▶ **AIM OF THE EXERCISE**:
An exact copy of every entry is the required answer.

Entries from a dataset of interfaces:

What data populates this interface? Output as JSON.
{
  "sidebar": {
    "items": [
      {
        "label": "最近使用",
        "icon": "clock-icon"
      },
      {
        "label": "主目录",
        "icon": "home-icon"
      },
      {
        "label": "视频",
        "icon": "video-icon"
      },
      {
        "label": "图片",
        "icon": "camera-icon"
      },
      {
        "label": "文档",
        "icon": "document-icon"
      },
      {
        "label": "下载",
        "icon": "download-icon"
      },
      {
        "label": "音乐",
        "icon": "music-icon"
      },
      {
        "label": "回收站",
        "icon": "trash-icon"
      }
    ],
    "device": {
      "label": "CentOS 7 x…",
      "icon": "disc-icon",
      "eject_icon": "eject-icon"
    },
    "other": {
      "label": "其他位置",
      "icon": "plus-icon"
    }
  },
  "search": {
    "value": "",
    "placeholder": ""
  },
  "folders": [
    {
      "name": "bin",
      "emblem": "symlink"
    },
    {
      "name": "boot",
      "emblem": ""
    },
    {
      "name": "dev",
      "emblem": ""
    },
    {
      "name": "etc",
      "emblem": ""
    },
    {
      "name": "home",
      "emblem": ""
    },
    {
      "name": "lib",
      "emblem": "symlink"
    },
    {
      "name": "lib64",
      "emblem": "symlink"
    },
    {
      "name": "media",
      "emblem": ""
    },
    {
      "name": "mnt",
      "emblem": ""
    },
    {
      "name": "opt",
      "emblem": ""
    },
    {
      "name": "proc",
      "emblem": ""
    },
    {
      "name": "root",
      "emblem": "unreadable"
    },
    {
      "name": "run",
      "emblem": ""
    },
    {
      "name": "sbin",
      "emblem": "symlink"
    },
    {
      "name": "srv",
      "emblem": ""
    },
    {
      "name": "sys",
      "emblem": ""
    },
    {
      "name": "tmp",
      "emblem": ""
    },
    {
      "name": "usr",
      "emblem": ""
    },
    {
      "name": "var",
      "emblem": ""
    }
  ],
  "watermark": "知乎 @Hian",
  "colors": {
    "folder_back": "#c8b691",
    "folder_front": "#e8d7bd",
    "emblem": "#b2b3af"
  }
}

▶ **EXERCISE OUTPUT**:
What data populates this interface? Output as JSON.
{
  "sidebar": {
    "items": [
      {
        "label": "最近使用",
        "icon": "clock-icon"
      },
      {
        "label": "主目录",
        "icon": "home-icon"
      },
      {
        "label": "视频",
        "icon": "video-icon"
      },
      {
        "label": "图片",
        "icon": "camera-icon"
      },
      {
        "label": "文档",
        "icon": "document-icon"
      },
      {
        "label": "下载",
        "icon": "download-icon"
      },
      {
        "label": "音乐",
        "icon": "music-icon"
      },
      {
        "label": "回收站",
        "icon": "trash-icon"
      }
    ],
    "device": {
      "label": "CentOS 7 x…",
      "icon": "disc-icon",
      "eject_icon": "eject-icon"
    },
    "other": {
      "label": "其他位置",
      "icon": "plus-icon"
    }
  },
  "search": {
    "value": "",
    "placeholder": ""
  },
  "folders": [
    {
      "name": "bin",
      "emblem": "symlink"
    },
    {
      "name": "boot",
      "emblem": ""
    },
    {
      "name": "dev",
      "emblem": ""
    },
    {
      "name": "etc",
      "emblem": ""
    },
    {
      "name": "home",
      "emblem": ""
    },
    {
      "name": "lib",
      "emblem": "symlink"
    },
    {
      "name": "lib64",
      "emblem": "symlink"
    },
    {
      "name": "media",
      "emblem": ""
    },
    {
      "name": "mnt",
      "emblem": ""
    },
    {
      "name": "opt",
      "emblem": ""
    },
    {
      "name": "proc",
      "emblem": ""
    },
    {
      "name": "root",
      "emblem": "unreadable"
    },
    {
      "name": "run",
      "emblem": ""
    },
    {
      "name": "sbin",
      "emblem": "symlink"
    },
    {
      "name": "srv",
      "emblem": ""
    },
    {
      "name": "sys",
      "emblem": ""
    },
    {
      "name": "tmp",
      "emblem": ""
    },
    {
      "name": "usr",
      "emblem": ""
    },
    {
      "name": "var",
      "emblem": ""
    }
  ],
  "watermark": "知乎 @Hian",
  "colors": {
    "folder_back": "#c8b691",
    "folder_front": "#e8d7bd",
    "emblem": "#b2b3af"
  }
}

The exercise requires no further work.